Marketing is an art and science combined, requiring some very precise steps, combined with some artistic creativity in both branding and strategy. As many marketing companies will no doubt say, it's never too early to begin marketing. The key is to make sure that the effort is put to good use, with deep consideration of the short, medium, and long term plan.

There are many marketing companies that will help the small businesses. For a price. No guarantees. 



So why did I start in Marketing:

The answer is simple. I had a need. I had a handful of clients, wishing to become known, wishing to engage potential customers, and wishing to make sales.

Wishing didn't bring results. But marketing companies couldn't promise any either.

I met many marketing companies, and each had a different spin. Some focused on regular posting on social media. Some focused on breath-taking graphic design. Others focus on the power of videography. Some focused on getting the message just right, without necessarily a clear view on how it was to be used. Others focused on following proven tried and tested strategies for past success. Few had any knowledge of creating markets for new products and services. Few knew how to monetise without significant investment well enough to get enough of a rapid return, in order to fund the mid and long term marketing activities. Few knew how to be creative in learning from now outdated past successes, while looking for how these could be adapted, and improved to successfully work in the present.

With sufficient time and money, acting together, they could have been a great power-house, but individually, they were each like a bow with a single thin string trying to claim they could shoot a multitude of targets all at once, providing little confidence of their holistic ability to carry out a fully rounded by non-overhead intensive approach. Although many were capable of generating revenue from the local (often desperate) small businesses in need, it was clear that finding a marketing company that could 'do it all', without costing a small fortune was perhaps impossible.

I knew a lot about current technologies and trends, about graphic design, and with over 25 years of both succeeding and failing with numerous businesses, I also knew how hard it was to be seen, and to find a marketing company that really could make the difference, where their results and my successes were inter-twined. I also knew how to call upon the experts, and wasn't afraid to research and learn all that I could.

And so Risk-Reward Marketing was started.


The cornerstone to our business is our marketing formula. With a clear formula, and a pick-n-mix approach to each of the ingredients within it, the division of work can be split according to who is best placed to carry it out, by combining the skills and availability of the various stakeholders, not limited to the client, ourselves, a client elected marketing company, and our trusted experts to fill in any gaps.


All ingredients in the formula have clear acceptance criteria, making sure that they meet specific measurable objectives, expectations, and quality checkpoints. The key word being measurable. With work being delivered quickly and efficiently to a high standard, progress against the formula is both clear, and tangible.


Ethically leveraging our various partnerships and business relationships with others, we can also add additional value in providing extra routes to market at no extra cost.

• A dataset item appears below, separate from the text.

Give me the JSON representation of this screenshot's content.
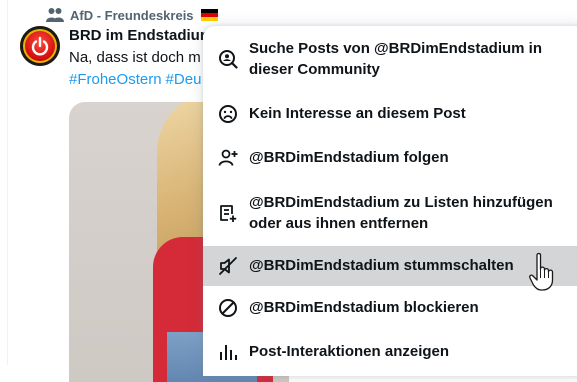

By getting to know your business more, gaining confidence and trust in your products, quality, metrics, and more, a risk-reward strategy could then be investigated if desired, assessing whether some of the formula elements provided by us, could be exchange for agreed future rewards. Risk-reward is not for everyone, and does rely upon mutual trust. This decision has to mutually benefit all parties, carefully considering both risk and reward.